== DIRECTIONS ==
Which lines of the entries below include "chevron"? List them all.

== RECORDS SUPPLIED ==

########################################

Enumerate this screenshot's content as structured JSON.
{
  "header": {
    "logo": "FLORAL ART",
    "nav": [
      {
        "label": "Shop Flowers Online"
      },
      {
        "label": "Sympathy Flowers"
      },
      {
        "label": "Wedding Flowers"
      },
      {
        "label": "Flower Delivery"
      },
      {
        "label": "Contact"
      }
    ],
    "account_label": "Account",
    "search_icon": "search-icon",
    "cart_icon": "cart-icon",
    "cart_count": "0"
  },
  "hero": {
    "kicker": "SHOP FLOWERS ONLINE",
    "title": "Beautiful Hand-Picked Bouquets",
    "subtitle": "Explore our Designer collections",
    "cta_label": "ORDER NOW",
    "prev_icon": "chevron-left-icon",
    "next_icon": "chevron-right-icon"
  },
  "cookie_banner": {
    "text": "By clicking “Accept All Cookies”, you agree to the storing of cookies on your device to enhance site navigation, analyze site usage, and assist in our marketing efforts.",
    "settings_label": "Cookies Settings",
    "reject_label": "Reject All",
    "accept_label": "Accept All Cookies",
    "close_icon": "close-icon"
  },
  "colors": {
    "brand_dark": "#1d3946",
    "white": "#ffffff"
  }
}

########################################

== ANSWER TO THE PROBLEM ==
    "prev_icon": "chevron-left-icon",
    "next_icon": "chevron-right-icon"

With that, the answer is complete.